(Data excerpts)
──────────

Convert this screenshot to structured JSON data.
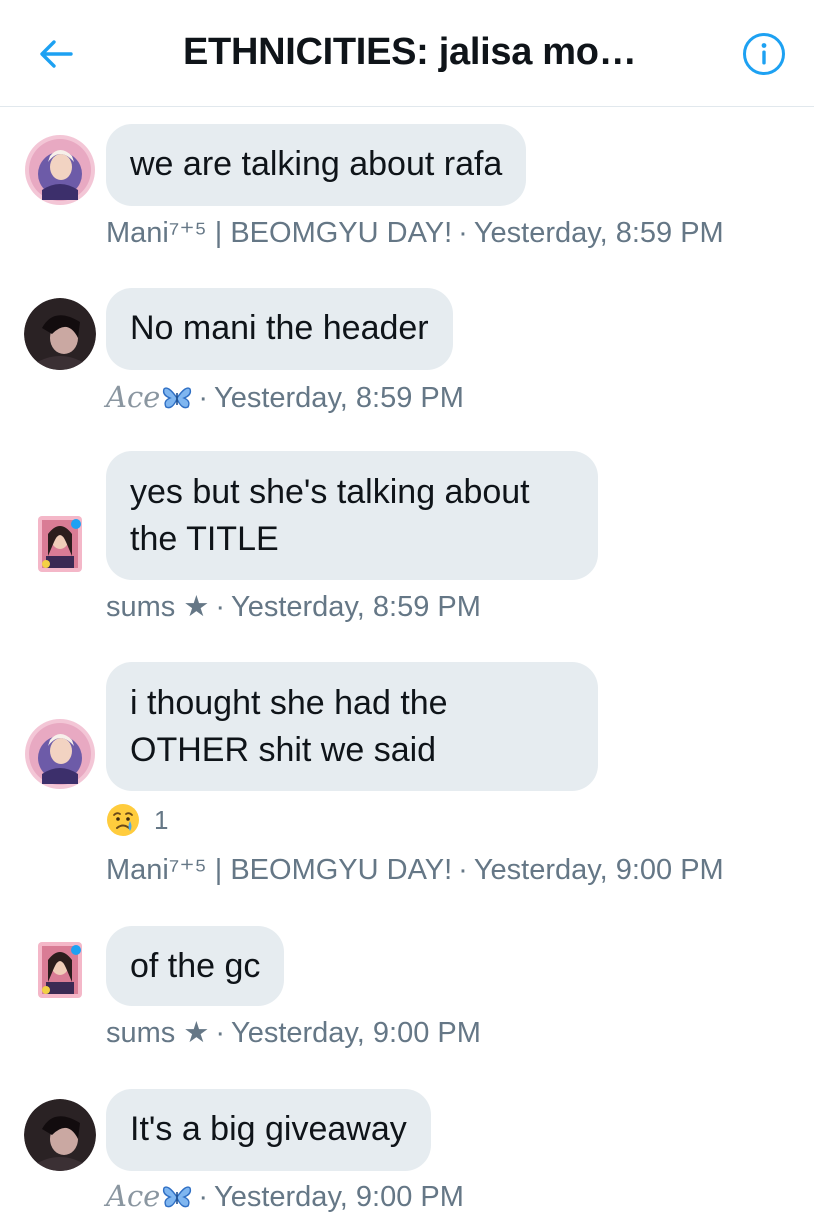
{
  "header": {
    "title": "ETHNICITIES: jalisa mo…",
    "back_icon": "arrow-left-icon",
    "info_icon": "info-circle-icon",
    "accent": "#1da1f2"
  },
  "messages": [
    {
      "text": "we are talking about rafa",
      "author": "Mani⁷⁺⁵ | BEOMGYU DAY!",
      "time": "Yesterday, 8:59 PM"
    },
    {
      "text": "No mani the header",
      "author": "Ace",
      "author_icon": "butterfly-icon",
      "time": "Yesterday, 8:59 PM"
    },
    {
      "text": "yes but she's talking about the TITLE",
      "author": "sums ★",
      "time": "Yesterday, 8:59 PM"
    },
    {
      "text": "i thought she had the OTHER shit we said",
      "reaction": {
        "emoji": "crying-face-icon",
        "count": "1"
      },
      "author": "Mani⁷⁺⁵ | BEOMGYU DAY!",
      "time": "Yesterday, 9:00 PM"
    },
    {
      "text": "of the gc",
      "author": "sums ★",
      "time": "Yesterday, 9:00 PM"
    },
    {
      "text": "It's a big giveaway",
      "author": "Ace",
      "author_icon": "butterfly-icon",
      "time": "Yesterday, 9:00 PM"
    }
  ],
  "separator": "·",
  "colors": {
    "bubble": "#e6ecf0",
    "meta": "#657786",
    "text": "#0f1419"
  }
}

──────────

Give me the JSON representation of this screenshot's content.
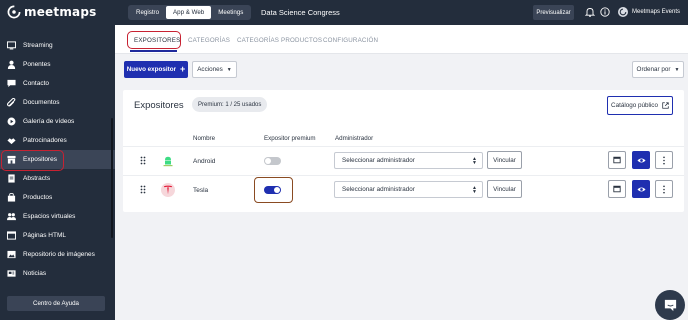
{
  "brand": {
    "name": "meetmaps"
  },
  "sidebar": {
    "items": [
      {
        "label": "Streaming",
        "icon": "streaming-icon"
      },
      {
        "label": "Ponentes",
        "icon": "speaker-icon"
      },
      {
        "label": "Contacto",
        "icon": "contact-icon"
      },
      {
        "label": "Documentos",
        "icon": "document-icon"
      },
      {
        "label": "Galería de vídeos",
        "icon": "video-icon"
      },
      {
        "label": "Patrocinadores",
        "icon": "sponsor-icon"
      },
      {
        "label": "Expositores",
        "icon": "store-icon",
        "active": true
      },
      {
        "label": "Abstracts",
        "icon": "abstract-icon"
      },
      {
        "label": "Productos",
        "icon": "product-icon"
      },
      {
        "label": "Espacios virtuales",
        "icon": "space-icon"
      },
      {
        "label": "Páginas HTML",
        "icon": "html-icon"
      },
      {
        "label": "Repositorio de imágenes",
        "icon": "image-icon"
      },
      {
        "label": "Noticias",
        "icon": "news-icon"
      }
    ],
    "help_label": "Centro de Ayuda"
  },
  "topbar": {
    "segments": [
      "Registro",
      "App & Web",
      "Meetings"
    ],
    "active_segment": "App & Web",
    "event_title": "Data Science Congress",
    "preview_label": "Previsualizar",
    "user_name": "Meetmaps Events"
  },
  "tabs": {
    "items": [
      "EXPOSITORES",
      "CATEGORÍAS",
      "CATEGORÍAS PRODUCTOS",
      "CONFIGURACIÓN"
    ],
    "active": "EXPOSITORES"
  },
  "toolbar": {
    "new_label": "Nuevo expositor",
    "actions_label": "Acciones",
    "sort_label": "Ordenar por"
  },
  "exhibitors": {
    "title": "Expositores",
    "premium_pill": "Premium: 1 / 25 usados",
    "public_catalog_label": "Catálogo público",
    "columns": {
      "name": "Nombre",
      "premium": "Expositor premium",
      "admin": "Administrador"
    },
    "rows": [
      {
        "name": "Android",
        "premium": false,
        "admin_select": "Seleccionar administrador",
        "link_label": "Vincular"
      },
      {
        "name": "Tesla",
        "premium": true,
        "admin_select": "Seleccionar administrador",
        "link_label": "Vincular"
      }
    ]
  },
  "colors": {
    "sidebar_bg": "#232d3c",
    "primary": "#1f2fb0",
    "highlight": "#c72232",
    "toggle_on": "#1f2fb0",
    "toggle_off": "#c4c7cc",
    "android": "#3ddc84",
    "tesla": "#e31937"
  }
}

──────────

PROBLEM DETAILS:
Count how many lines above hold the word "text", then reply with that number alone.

TASK RESPONSE:
7